Search the records for the string "screenshot" and copy every line in which it appears.

## Data in this exercise

=== Section Start ===

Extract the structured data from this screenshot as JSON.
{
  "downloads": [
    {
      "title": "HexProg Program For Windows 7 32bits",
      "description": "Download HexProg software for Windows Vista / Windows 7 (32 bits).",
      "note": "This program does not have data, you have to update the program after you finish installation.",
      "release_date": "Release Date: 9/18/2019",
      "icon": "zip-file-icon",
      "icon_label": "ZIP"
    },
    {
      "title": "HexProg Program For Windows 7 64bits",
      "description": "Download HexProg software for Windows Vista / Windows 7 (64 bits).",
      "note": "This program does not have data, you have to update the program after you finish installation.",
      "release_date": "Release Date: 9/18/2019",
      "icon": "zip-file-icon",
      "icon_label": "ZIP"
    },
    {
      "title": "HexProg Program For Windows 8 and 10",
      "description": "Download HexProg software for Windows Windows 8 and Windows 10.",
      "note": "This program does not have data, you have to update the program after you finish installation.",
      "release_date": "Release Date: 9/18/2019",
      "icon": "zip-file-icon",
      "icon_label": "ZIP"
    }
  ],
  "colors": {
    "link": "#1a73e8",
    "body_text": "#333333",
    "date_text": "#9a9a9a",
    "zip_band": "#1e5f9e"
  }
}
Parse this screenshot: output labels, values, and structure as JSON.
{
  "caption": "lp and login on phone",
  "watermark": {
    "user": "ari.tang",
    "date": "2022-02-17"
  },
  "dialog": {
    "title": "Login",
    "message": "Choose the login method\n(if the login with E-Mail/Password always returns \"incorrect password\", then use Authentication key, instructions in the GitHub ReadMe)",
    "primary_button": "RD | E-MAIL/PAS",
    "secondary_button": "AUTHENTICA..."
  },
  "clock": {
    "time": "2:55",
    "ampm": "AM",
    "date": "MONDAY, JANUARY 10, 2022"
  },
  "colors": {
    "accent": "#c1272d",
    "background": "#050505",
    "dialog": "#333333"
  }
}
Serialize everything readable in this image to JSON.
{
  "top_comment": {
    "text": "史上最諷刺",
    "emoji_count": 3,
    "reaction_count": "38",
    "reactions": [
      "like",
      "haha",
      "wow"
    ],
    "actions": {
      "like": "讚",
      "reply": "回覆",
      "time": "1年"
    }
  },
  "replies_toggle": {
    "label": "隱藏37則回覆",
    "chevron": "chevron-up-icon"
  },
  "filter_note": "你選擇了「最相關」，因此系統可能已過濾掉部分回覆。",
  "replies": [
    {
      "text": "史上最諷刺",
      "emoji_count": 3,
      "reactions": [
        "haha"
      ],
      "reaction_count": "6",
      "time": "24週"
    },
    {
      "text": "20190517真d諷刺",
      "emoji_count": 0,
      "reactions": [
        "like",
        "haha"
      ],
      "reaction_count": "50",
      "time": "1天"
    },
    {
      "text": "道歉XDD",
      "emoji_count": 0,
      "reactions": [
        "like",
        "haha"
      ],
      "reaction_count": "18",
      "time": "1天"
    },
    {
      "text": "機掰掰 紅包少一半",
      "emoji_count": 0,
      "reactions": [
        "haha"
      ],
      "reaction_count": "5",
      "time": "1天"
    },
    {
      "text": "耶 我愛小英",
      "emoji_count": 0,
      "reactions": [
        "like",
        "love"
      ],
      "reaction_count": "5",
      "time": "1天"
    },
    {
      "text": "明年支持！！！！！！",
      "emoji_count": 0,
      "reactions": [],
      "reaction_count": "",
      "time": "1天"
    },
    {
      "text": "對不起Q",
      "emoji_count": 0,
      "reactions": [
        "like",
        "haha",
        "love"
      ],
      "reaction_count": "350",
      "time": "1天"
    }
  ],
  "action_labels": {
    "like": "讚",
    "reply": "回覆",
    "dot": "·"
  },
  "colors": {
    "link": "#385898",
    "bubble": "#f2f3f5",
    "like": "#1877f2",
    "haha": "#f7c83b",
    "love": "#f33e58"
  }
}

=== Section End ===

## Written solution
Extract the structured data from this screenshot as JSON.
Parse this screenshot: output labels, values, and structure as JSON.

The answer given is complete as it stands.